2. N. spinulosum, including N. dilatatum, etc. - This is another common species, usually affecting moist shady situations. It is a very variable plant in its extreme forms. The fronds are rather flaccid, dark green, bi- or tri-pinnate, on long-slender stipes, and usually somewhat deltoid in outline. Pinnules lobed to the rachis, furnished with awned teeth. A native of Europe, Asia, North America, and North and South Africa.
N. cemulum has a more triangular and divided concave frond, smelling strongly of hay.
3. A. Thelypteris. Marsh Fern. - This is a delicate species with creeping rootstocks, lanceolate pinnate fronds about a foot or 18 inches, or even more high; pinnae deeply pinnatifid; pinnules entire. Stipes equalling or exceeding the leafy part of the frond, very slender and nearly or quite naked. It grows in marshy and boggy places, and the fronds are only of short duration. Widely distributed.
4. N. Oreopteris, syn. N. montanum. Sweet Mountain Fern. - A handsome mountain species with tufted lanceolate pinnate fronds, pinnae pinnatifid, glandular beneath, the lower more distant and gradually smaller; pinnules entire. Stipes short, scaly. A native of Europe and Western Asia.

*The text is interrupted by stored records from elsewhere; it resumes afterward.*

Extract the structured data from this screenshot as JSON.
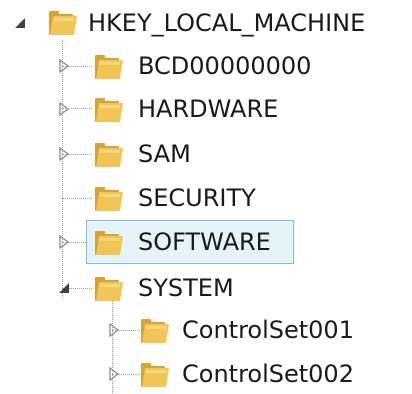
{
  "tree": {
    "root": {
      "label": "HKEY_LOCAL_MACHINE",
      "icon": "folder-icon",
      "expanded": true
    },
    "items": [
      {
        "label": "BCD00000000",
        "icon": "folder-icon",
        "expander": "collapsed"
      },
      {
        "label": "HARDWARE",
        "icon": "folder-icon",
        "expander": "collapsed"
      },
      {
        "label": "SAM",
        "icon": "folder-icon",
        "expander": "collapsed"
      },
      {
        "label": "SECURITY",
        "icon": "folder-icon",
        "expander": "none"
      },
      {
        "label": "SOFTWARE",
        "icon": "folder-icon",
        "expander": "collapsed",
        "selected": true
      },
      {
        "label": "SYSTEM",
        "icon": "folder-icon",
        "expander": "expanded"
      }
    ],
    "system_children": [
      {
        "label": "ControlSet001",
        "icon": "folder-icon",
        "expander": "collapsed"
      },
      {
        "label": "ControlSet002",
        "icon": "folder-icon",
        "expander": "collapsed"
      }
    ]
  },
  "colors": {
    "folder_body": "#e8b84a",
    "folder_tab": "#d9a233",
    "folder_inner": "#f7d77f",
    "selection_fill": "#e5f3fb",
    "selection_border": "#7fbde6",
    "tree_lines": "#a0a0a0",
    "expander_arrow": "#808080"
  }
}
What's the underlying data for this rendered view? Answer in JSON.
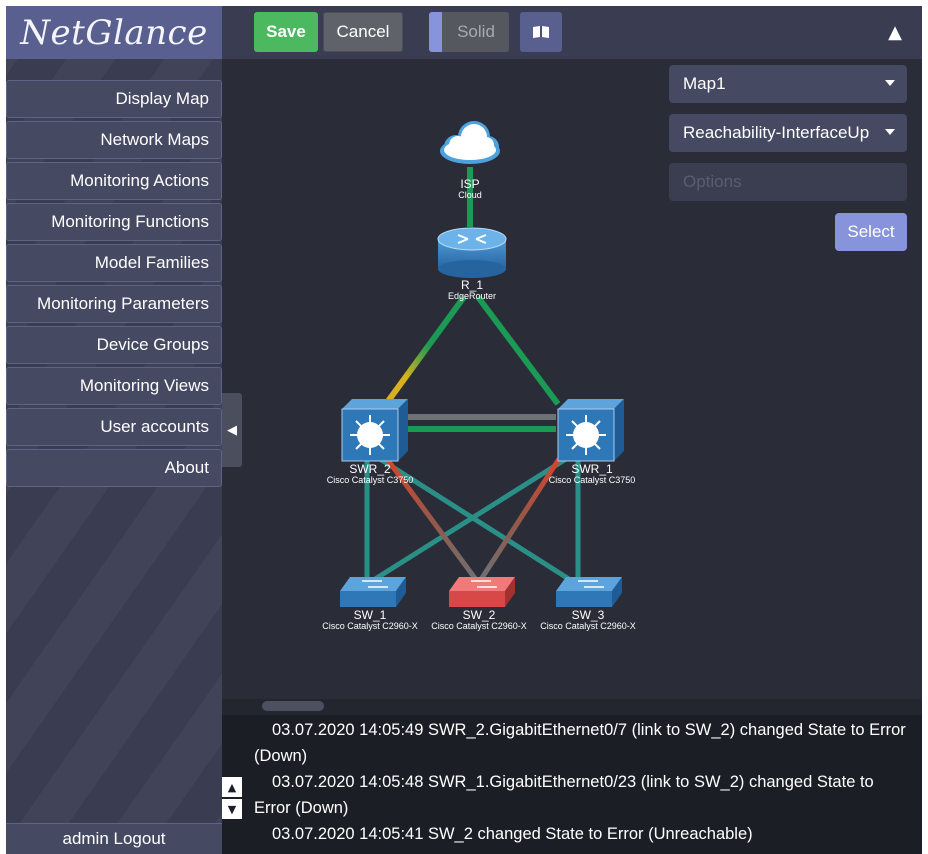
{
  "app": {
    "logo": "NetGlance"
  },
  "toolbar": {
    "save_label": "Save",
    "cancel_label": "Cancel",
    "solid_label": "Solid",
    "book_icon": "book-icon",
    "collapse_icon": "triangle-up-icon"
  },
  "sidebar": {
    "items": [
      {
        "label": "Display Map"
      },
      {
        "label": "Network Maps"
      },
      {
        "label": "Monitoring Actions"
      },
      {
        "label": "Monitoring Functions"
      },
      {
        "label": "Model Families"
      },
      {
        "label": "Monitoring Parameters"
      },
      {
        "label": "Device Groups"
      },
      {
        "label": "Monitoring Views"
      },
      {
        "label": "User accounts"
      },
      {
        "label": "About"
      }
    ],
    "logout_label": "admin Logout"
  },
  "controls": {
    "map_select": "Map1",
    "rule_select": "Reachability-InterfaceUp",
    "options_placeholder": "Options",
    "select_label": "Select"
  },
  "map": {
    "nodes": {
      "isp": {
        "name": "ISP",
        "model": "Cloud"
      },
      "r1": {
        "name": "R_1",
        "model": "EdgeRouter"
      },
      "swr2": {
        "name": "SWR_2",
        "model": "Cisco Catalyst C3750"
      },
      "swr1": {
        "name": "SWR_1",
        "model": "Cisco Catalyst C3750"
      },
      "sw1": {
        "name": "SW_1",
        "model": "Cisco Catalyst C2960-X"
      },
      "sw2": {
        "name": "SW_2",
        "model": "Cisco Catalyst C2960-X"
      },
      "sw3": {
        "name": "SW_3",
        "model": "Cisco Catalyst C2960-X"
      }
    },
    "colors": {
      "link_up": "#1a9a55",
      "link_teal": "#2a8f86",
      "link_gray": "#6d7275",
      "link_error": "#d6442c",
      "link_warning": "#d8b21e",
      "device_blue": "#2e78b7",
      "device_error": "#d84848"
    }
  },
  "log": {
    "entries": [
      "03.07.2020 14:05:49  SWR_2.GigabitEthernet0/7  (link to SW_2) changed State to Error (Down)",
      "03.07.2020 14:05:48  SWR_1.GigabitEthernet0/23  (link to SW_2) changed State to Error (Down)",
      "03.07.2020 14:05:41  SW_2  changed State to  Error (Unreachable)"
    ]
  }
}
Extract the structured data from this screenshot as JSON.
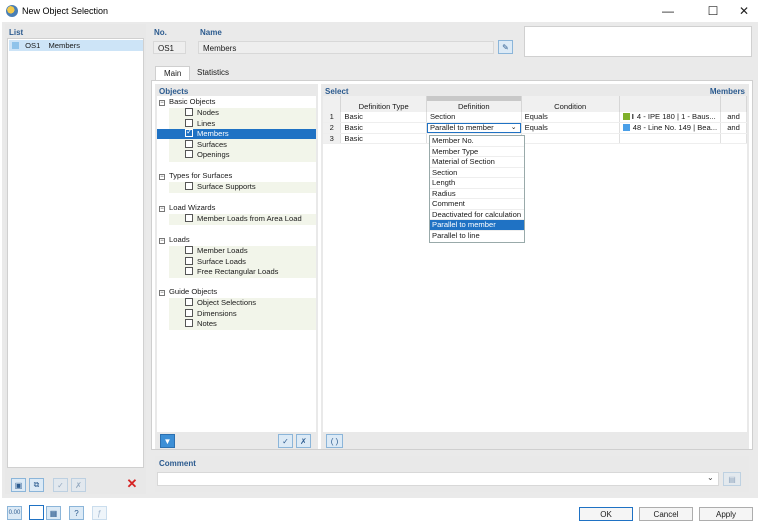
{
  "window": {
    "title": "New Object Selection"
  },
  "list": {
    "header": "List",
    "items": [
      {
        "id": "OS1",
        "name": "Members"
      }
    ]
  },
  "number": {
    "label": "No.",
    "value": "OS1"
  },
  "name": {
    "label": "Name",
    "value": "Members"
  },
  "tabs": [
    "Main",
    "Statistics"
  ],
  "objects": {
    "header": "Objects",
    "groups": [
      {
        "label": "Basic Objects",
        "items": [
          "Nodes",
          "Lines",
          "Members",
          "Surfaces",
          "Openings"
        ]
      },
      {
        "label": "Types for Surfaces",
        "items": [
          "Surface Supports"
        ]
      },
      {
        "label": "Load Wizards",
        "items": [
          "Member Loads from Area Load"
        ]
      },
      {
        "label": "Loads",
        "items": [
          "Member Loads",
          "Surface Loads",
          "Free Rectangular Loads"
        ]
      },
      {
        "label": "Guide Objects",
        "items": [
          "Object Selections",
          "Dimensions",
          "Notes"
        ]
      }
    ],
    "checked": "Members"
  },
  "select": {
    "header": "Select",
    "type_label": "Members",
    "columns": [
      "Definition Type",
      "Definition",
      "Condition"
    ],
    "rows": [
      {
        "n": "1",
        "type": "Basic",
        "definition": "Section",
        "condition": "Equals",
        "value": "4 - IPE 180 | 1 - Baus...",
        "value_icon": "I-section-icon",
        "value_color": "#7fb02a",
        "logic": "and"
      },
      {
        "n": "2",
        "type": "Basic",
        "definition": "Parallel to member",
        "condition": "Equals",
        "value": "48 - Line No. 149 | Bea...",
        "value_color": "#4a9fe8",
        "logic": "and"
      },
      {
        "n": "3",
        "type": "Basic",
        "definition": "",
        "condition": "",
        "value": "",
        "logic": ""
      }
    ],
    "dropdown_options": [
      "Member No.",
      "Member Type",
      "Material of Section",
      "Section",
      "Length",
      "Radius",
      "Comment",
      "Deactivated for calculation",
      "Parallel to member",
      "Parallel to line"
    ],
    "dropdown_selected": "Parallel to member",
    "bracket_button": "( )"
  },
  "comment": {
    "label": "Comment",
    "value": ""
  },
  "buttons": {
    "ok": "OK",
    "cancel": "Cancel",
    "apply": "Apply"
  },
  "bottom_icons": [
    "units-icon",
    "view-icon",
    "model-icon",
    "help-icon",
    "formula-icon"
  ],
  "colors": {
    "accent": "#1f72c4",
    "header_text": "#2c5b8f",
    "delete": "#d62424"
  }
}
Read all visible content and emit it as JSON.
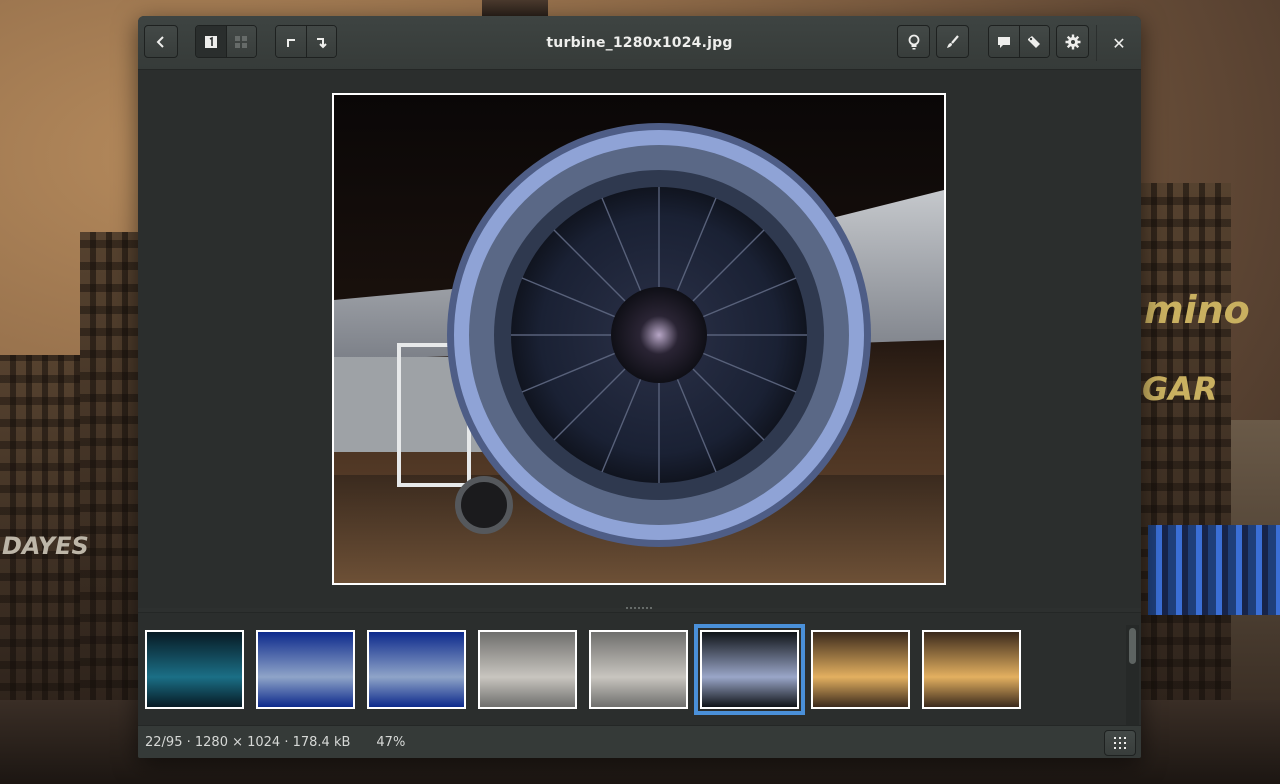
{
  "window": {
    "title": "turbine_1280x1024.jpg"
  },
  "headerbar": {
    "back_icon": "chevron-left-icon",
    "view_single_icon": "single-view-icon",
    "view_grid_icon": "grid-view-icon",
    "rotate_left_icon": "rotate-left-icon",
    "rotate_right_icon": "rotate-right-icon",
    "lightbulb_icon": "lightbulb-icon",
    "edit_icon": "brush-icon",
    "comment_icon": "comment-icon",
    "tag_icon": "tag-icon",
    "settings_icon": "gear-icon",
    "close_label": "✕"
  },
  "backdrop": {
    "sign_left": "DAYES",
    "sign_right_1": "mino",
    "sign_right_2": "GAR"
  },
  "thumbnails": [
    {
      "name": "space-nebula",
      "colors": [
        "#071a24",
        "#1b6f86"
      ],
      "selected": false
    },
    {
      "name": "airliner-blue-sky",
      "colors": [
        "#0d2a8c",
        "#8fa4c8"
      ],
      "selected": false
    },
    {
      "name": "airliner-blue-sky-2",
      "colors": [
        "#0d2a8c",
        "#8fa4c8"
      ],
      "selected": false
    },
    {
      "name": "airliner-cloudy",
      "colors": [
        "#6f6f6d",
        "#c8c5bf"
      ],
      "selected": false
    },
    {
      "name": "airliner-cloudy-2",
      "colors": [
        "#6f6f6d",
        "#c8c5bf"
      ],
      "selected": false
    },
    {
      "name": "turbine",
      "colors": [
        "#101418",
        "#9aa6c8"
      ],
      "selected": true
    },
    {
      "name": "city-sunset",
      "colors": [
        "#3b2a1c",
        "#e3b060"
      ],
      "selected": false
    },
    {
      "name": "city-sunset-2",
      "colors": [
        "#3b2a1c",
        "#e3b060"
      ],
      "selected": false
    }
  ],
  "status": {
    "position": "22/95",
    "dot1": " · ",
    "dimensions": "1280 × 1024",
    "dot2": " · ",
    "filesize": "178.4 kB",
    "zoom": "47%"
  },
  "colors": {
    "selection": "#4a90d9",
    "window_bg": "#2d302f"
  }
}
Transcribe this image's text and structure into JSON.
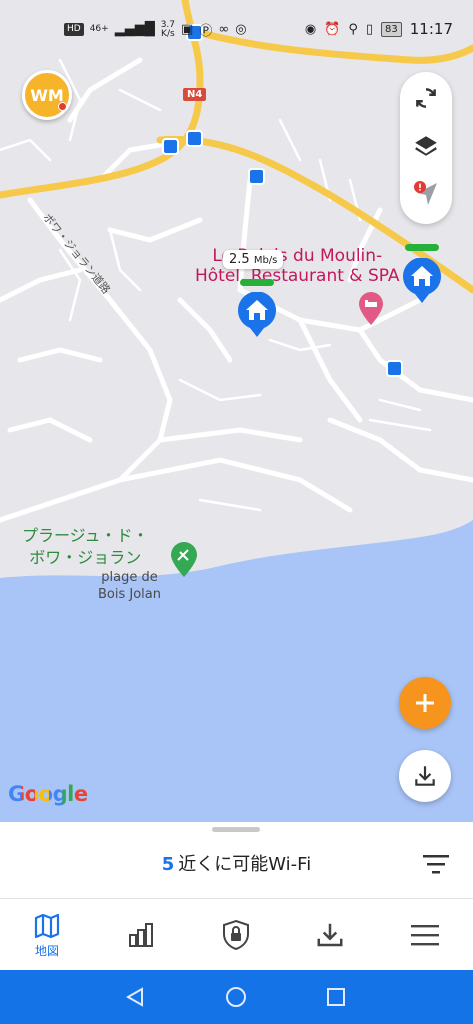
{
  "status_bar": {
    "network_chip": "HD",
    "signal_label": "46+",
    "speed_value": "3.7",
    "speed_unit": "K/s",
    "battery": "83",
    "time": "11:17"
  },
  "map": {
    "road_badge": "N4",
    "road_name": "ボワ・ジョラン道路",
    "poi_title_line1": "Le Relais du Moulin-",
    "poi_title_line2": "Hôtel, Restaurant & SPA",
    "speed_value": "2.5",
    "speed_unit": "Mb/s",
    "beach_jp_line1": "プラージュ・ド・",
    "beach_jp_line2": "ボワ・ジョラン",
    "beach_fr_line1": "plage de",
    "beach_fr_line2": "Bois Jolan",
    "attribution": "Google"
  },
  "colors": {
    "accent": "#1a73e8",
    "fab_orange": "#f7941d",
    "signal_green": "#26b03a",
    "poi_pink": "#c2185b",
    "water": "#a9c5f7",
    "nav_bar": "#1473e6"
  },
  "sheet": {
    "count": "5",
    "title": "近くに可能Wi-Fi"
  },
  "bottom_nav": {
    "items": [
      {
        "icon": "map-icon",
        "label": "地図",
        "active": true
      },
      {
        "icon": "stats-icon",
        "label": ""
      },
      {
        "icon": "vpn-lock-icon",
        "label": ""
      },
      {
        "icon": "download-icon",
        "label": ""
      },
      {
        "icon": "menu-icon",
        "label": ""
      }
    ]
  }
}
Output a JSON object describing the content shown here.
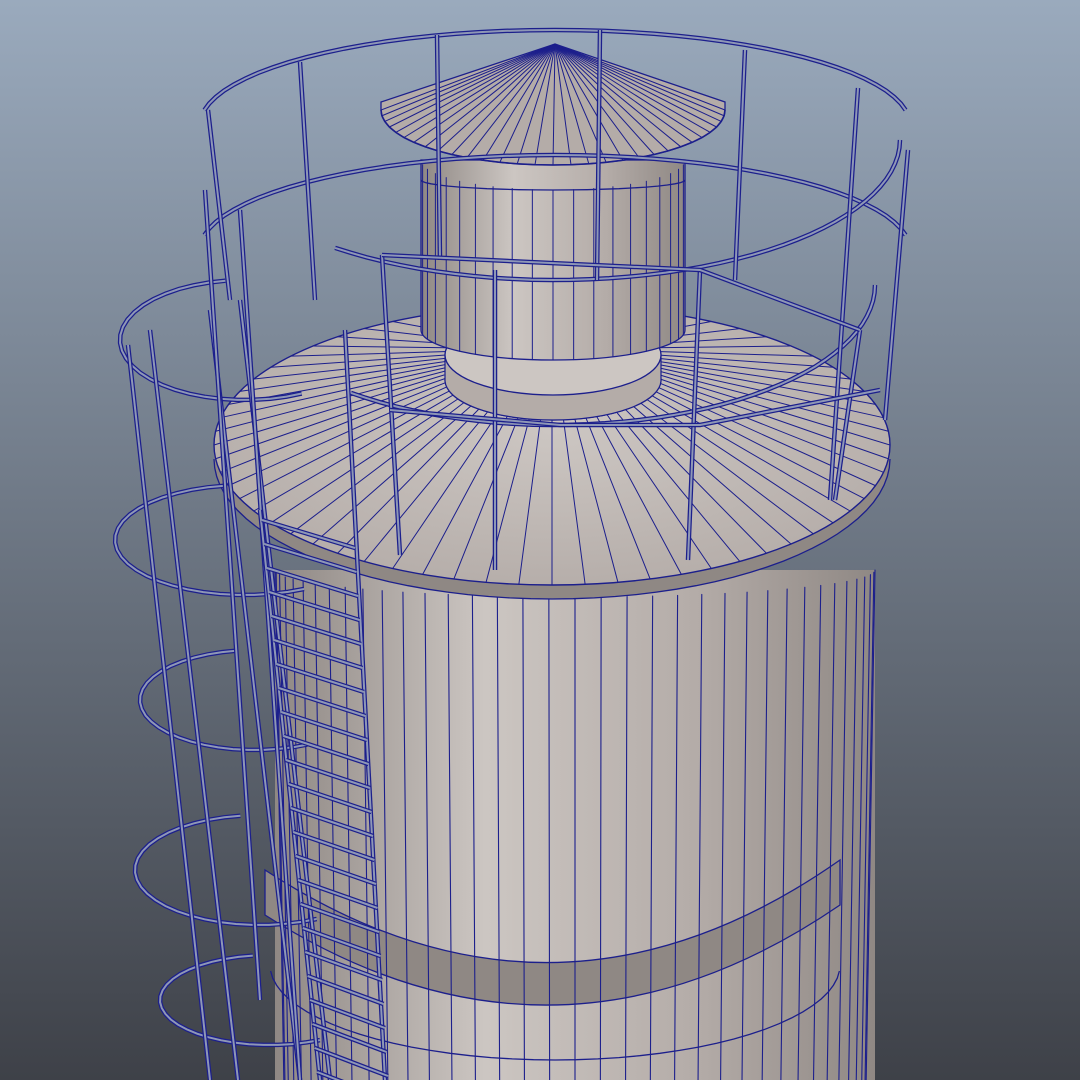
{
  "viewport": {
    "name": "3d-viewport",
    "background_top": "#9aaabd",
    "background_bottom": "#3e4148"
  },
  "model": {
    "subject": "silo-tower",
    "view_mode": "wireframe-on-shaded",
    "wire_color": "#1c1f8c",
    "surface_color": "#b4aca8",
    "surface_shadow": "#8f8884",
    "surface_light": "#ccc6c2",
    "parts": [
      "silo-body",
      "platform-deck",
      "turret",
      "cone-roof",
      "guard-railing",
      "access-ladder",
      "safety-cage"
    ]
  }
}
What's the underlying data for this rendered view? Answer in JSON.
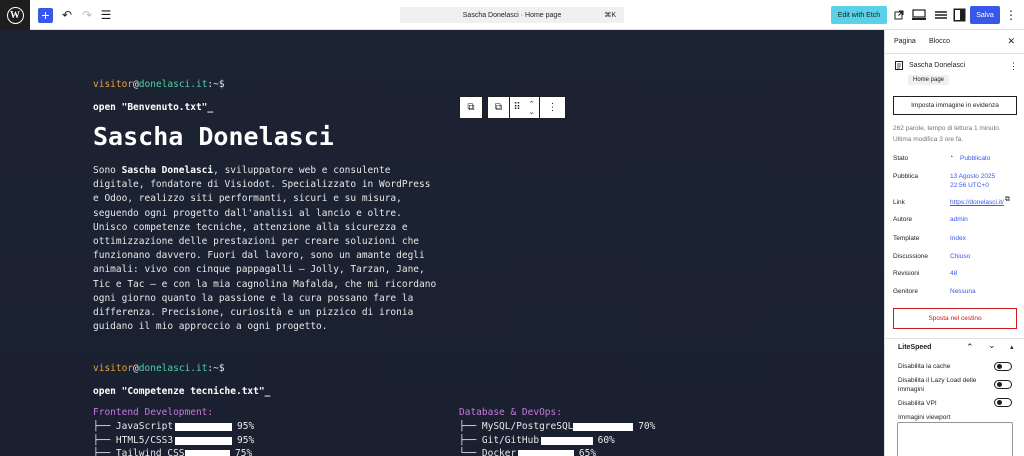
{
  "topbar": {
    "add_icon": "+",
    "undo_icon": "↶",
    "redo_icon": "↷",
    "list_icon": "☰",
    "doc_title": "Sascha Donelasci · Home page",
    "shortcut": "⌘K",
    "etch_label": "Edit with Etch",
    "save_label": "Salva",
    "more_icon": "⋮"
  },
  "canvas": {
    "prompt": {
      "user": "visitor",
      "at": "@",
      "host": "donelasci.it",
      "suffix": ":~$"
    },
    "open1": "open \"Benvenuto.txt\"_",
    "title": "Sascha Donelasci",
    "bio_pre": "Sono ",
    "bio_bold": "Sascha Donelasci",
    "bio_post": ", sviluppatore web e consulente digitale, fondatore di Visiodot. Specializzato in WordPress e Odoo, realizzo siti performanti, sicuri e su misura, seguendo ogni progetto dall'analisi al lancio e oltre. Unisco competenze tecniche, attenzione alla sicurezza e ottimizzazione delle prestazioni per creare soluzioni che funzionano davvero. Fuori dal lavoro, sono un amante degli animali: vivo con cinque pappagalli – Jolly, Tarzan, Jane, Tic e Tac – e con la mia cagnolina Mafalda, che mi ricordano ogni giorno quanto la passione e la cura possano fare la differenza. Precisione, curiosità e un pizzico di ironia guidano il mio approccio a ogni progetto.",
    "open2": "open \"Competenze tecniche.txt\"_",
    "frontend_title": "Frontend Development:",
    "frontend": [
      {
        "label": "├── JavaScript",
        "value": 95,
        "pct": "95%"
      },
      {
        "label": "├── HTML5/CSS3",
        "value": 95,
        "pct": "95%"
      },
      {
        "label": "├── Tailwind CSS",
        "value": 75,
        "pct": "75%"
      }
    ],
    "db_title": "Database & DevOps:",
    "db": [
      {
        "label": "├── MySQL/PostgreSQL",
        "value": 70,
        "pct": "70%"
      },
      {
        "label": "├── Git/GitHub",
        "value": 60,
        "pct": "60%"
      },
      {
        "label": "└── Docker",
        "value": 65,
        "pct": "65%"
      }
    ]
  },
  "sidebar": {
    "tab_page": "Pagina",
    "tab_block": "Blocco",
    "close_icon": "✕",
    "page_title": "Sascha Donelasci",
    "chip": "Home page",
    "set_image": "Imposta immagine in evidenza",
    "meta_line1": "262 parole, tempo di lettura 1 minuto.",
    "meta_line2": "Ultima modifica 3 ore fa.",
    "rows": [
      {
        "key": "Stato",
        "value": "Pubblicato"
      },
      {
        "key": "Pubblica",
        "value": "13 Agosto 2025"
      },
      {
        "key": "Link",
        "value": "https://donelasci.it/"
      },
      {
        "key": "Autore",
        "value": "admin"
      },
      {
        "key": "Template",
        "value": "Index"
      },
      {
        "key": "Discussione",
        "value": "Chiuso"
      },
      {
        "key": "Revisioni",
        "value": "48"
      },
      {
        "key": "Genitore",
        "value": "Nessuna"
      }
    ],
    "publish_time": "22:56 UTC+0",
    "trash_label": "Sposta nel cestino",
    "litespeed_title": "LiteSpeed",
    "ls_cache": "Disabilita la cache",
    "ls_lazy1": "Disabilita il Lazy Load delle",
    "ls_lazy2": "immagini",
    "ls_vpi": "Disabilita VPI",
    "ls_viewport": "Immagini viewport"
  },
  "colors": {
    "accent": "#3858e9",
    "etch": "#5ad1e6",
    "canvas_bg": "#1c2332",
    "prompt_user": "#e8a33d",
    "prompt_host": "#4fd1a5",
    "section_title": "#c678dd",
    "danger": "#cc1818"
  }
}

There are several handsome Japanese species of this genus belonging to the section Lastrea, as N. atratum, N, opacwm, and N. erythrosorum.